The researchers found their completed films could be patterned with standard lithography techniques. That’s yet another plus for manufacturers, said Kono, who started hearing buzz about the discovery months before the paper’s release.
“I gave an invited talk about our work at a carbon nanotube conference, and many people are already trying to reproduce our results,” he said. “I got so much enthusiastic response right after my talk. Everybody asked for the recipe.”
Co-authors are Rice graduate students Qi Zhang, Sidong Lei and John Robinson and postdoctoral researcher Bo Li; Lijuan Xie of Zhejiang University, who has a complimentary appointment at Rice; Rice alumnus Erik Haroz and Stephen Doorn of Los Alamos National Laboratory; Robert Vajtai, a faculty research fellow at Rice; Pulickel Ajayan, chair of Rice’s Department of Materials Science and NanoEngineering, the Benjamin M. and Mary Greenwood Anderson Professor in Engineering and a professor of chemistry; and the late Robert Hauge, distinguished faculty fellow in chemistry and in materials science and nanoengineering at Rice. Adams is a senior faculty fellow in materials science and nanoengineering. Kono is a Rice professor of electrical and computer engineering, of physics and astronomy and of materials science and nanoengineering.
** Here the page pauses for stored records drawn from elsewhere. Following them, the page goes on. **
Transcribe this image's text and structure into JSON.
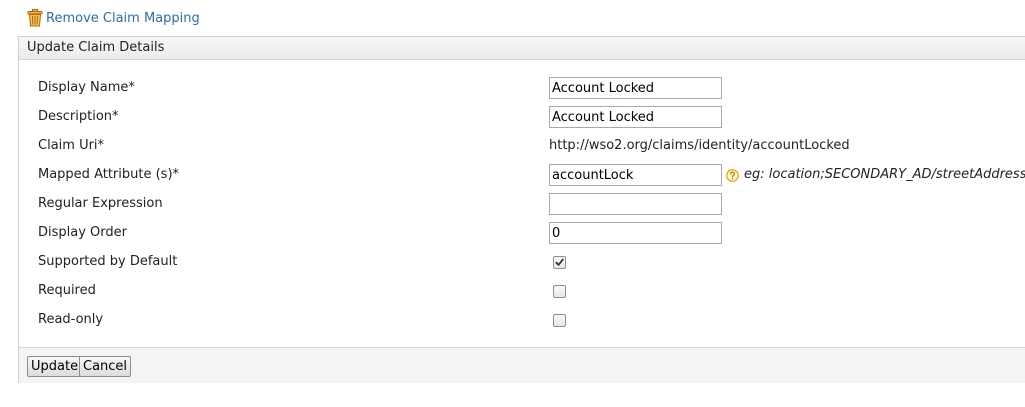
{
  "actions": {
    "remove_label": "Remove Claim Mapping"
  },
  "panel": {
    "title": "Update Claim Details"
  },
  "fields": {
    "display_name": {
      "label": "Display Name*",
      "value": "Account Locked"
    },
    "description": {
      "label": "Description*",
      "value": "Account Locked"
    },
    "claim_uri": {
      "label": "Claim Uri*",
      "value": "http://wso2.org/claims/identity/accountLocked"
    },
    "mapped_attribute": {
      "label": "Mapped Attribute (s)*",
      "value": "accountLock",
      "hint": "eg: location;SECONDARY_AD/streetAddress"
    },
    "regular_expression": {
      "label": "Regular Expression",
      "value": ""
    },
    "display_order": {
      "label": "Display Order",
      "value": "0"
    },
    "supported_by_default": {
      "label": "Supported by Default",
      "checked": true
    },
    "required": {
      "label": "Required",
      "checked": false
    },
    "read_only": {
      "label": "Read-only",
      "checked": false
    }
  },
  "buttons": {
    "update_label": "Update",
    "cancel_label": "Cancel"
  },
  "icons": {
    "remove": "trash-icon",
    "help": "help-icon"
  },
  "colors": {
    "link": "#2f6ea6",
    "help_icon": "#e0a400"
  }
}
The Department of Energy and the Robert A. Welch Foundation supported the research.